Hittman walked everywhere she could to find creative inspiration. This included locating the town’s bus station to ride to New York and visualize Autumn’s voyage. Along the way, Hittman learned valuable lessons about how scarce and perilous the system is for women.
“It was so moving to be given access to these vital and intimate spaces, and the people who work in them. I think the harder decisions [about what information to include in the screenplay] came with what to include from the clinics,” Hittman said. “Unfortunately, I can’t show every bit of the experience. I had to be selective and subjective about what to show.”

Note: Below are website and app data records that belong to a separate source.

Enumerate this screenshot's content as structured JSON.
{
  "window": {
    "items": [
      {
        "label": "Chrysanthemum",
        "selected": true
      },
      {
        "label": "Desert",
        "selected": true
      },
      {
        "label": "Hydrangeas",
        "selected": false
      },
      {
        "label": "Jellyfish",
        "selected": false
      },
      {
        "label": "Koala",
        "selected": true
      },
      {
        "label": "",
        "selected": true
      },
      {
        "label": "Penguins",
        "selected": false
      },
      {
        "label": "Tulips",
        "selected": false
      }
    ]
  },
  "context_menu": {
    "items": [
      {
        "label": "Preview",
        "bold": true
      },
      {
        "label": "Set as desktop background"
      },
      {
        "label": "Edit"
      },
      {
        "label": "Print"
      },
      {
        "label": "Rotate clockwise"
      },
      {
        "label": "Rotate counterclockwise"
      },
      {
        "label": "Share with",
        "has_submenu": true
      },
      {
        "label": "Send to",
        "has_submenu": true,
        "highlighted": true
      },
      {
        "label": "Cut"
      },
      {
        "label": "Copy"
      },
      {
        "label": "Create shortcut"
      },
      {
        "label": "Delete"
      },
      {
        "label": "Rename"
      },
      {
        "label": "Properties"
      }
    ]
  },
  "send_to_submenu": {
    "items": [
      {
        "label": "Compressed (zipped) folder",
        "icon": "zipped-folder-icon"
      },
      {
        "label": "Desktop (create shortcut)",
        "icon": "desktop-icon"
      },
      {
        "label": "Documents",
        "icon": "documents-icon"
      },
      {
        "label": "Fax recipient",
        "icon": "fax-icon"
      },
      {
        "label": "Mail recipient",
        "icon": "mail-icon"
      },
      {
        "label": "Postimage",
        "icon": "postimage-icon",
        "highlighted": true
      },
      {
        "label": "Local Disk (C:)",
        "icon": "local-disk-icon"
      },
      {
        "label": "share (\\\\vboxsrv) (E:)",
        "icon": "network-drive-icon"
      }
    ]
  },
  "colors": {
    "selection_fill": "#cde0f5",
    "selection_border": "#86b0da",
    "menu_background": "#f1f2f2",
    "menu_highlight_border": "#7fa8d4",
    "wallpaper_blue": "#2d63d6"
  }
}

There were many threads in the story for Hittman to handle, so focusing on one, as tempting as it was, wasn’t an option. Never Rarely required balancing the journey at hand, the central friendship between the cousins, and the private procedural experience Autumn is going through. It was a careful harmonious act of assembling the themes and characters and keeping from falling into docudrama territory.
“There’s a beautiful quote by the filmmaker Andrei Tarkovsky, and he said: ‘Realism is striving for truth, and truth is always beautiful.’ That was something I thought about a lot when making this film,” Hittman said. “I come from a theater background where you are in a black box, looking for conceptual ways to explore reality. When I switched over to filmmaking, I realized that you could get so much closer to the truth.”
To find the authenticity within the story, Hittman relied on her internal compass. During the scripting phase, sometimes the story would edge over into extremism or conventional structure, but then she would check back in to dial everything back to a reasonable ground. Scenes such as exploring the ambient misogyny and every-day sexism these women face could have wielded a heavy hand. But to maintain a grip on the organic flow, Hittman relied on subtle notes to paint a larger picture.
In one of the film’s most disturbing but powerfully articulated sequences, Autumn’s family is watching television together. What appears to be a comfortable mood suddenly falls into the darker shades when Autumn’s stepfather (Ryan Eggold) scratches inappropriate areas of the family dog. The camera draws in on Autumn’s face in a fashion that suggests the pathetically dependent man could be responsible for her pregnancy – a detail that remains ambiguous throughout.
“As a filmmaker, you’re always collecting moments that happen in real life. My father-in-law always rolls around on the floor with our family dog. The dog rolls over and spreads its legs, and my father-in-law will make inappropriate comments,” Hittman said, in a joking manner. “I just wrote that into the story, but it was stolen from real life. But, of course, in the context of the film, it’s much darker and more provocative.”
Never Rarely Sometimes Always, in some ways, is a classic hero’s journey. The tears will surface, and your gut will sting from its empathetic qualities, but as any story’s hero knows, achieving the goal is ultimately worth the struggle.
Focus Features has made the film available today to rent on all digital platforms. Watch it and walk away with big rewards.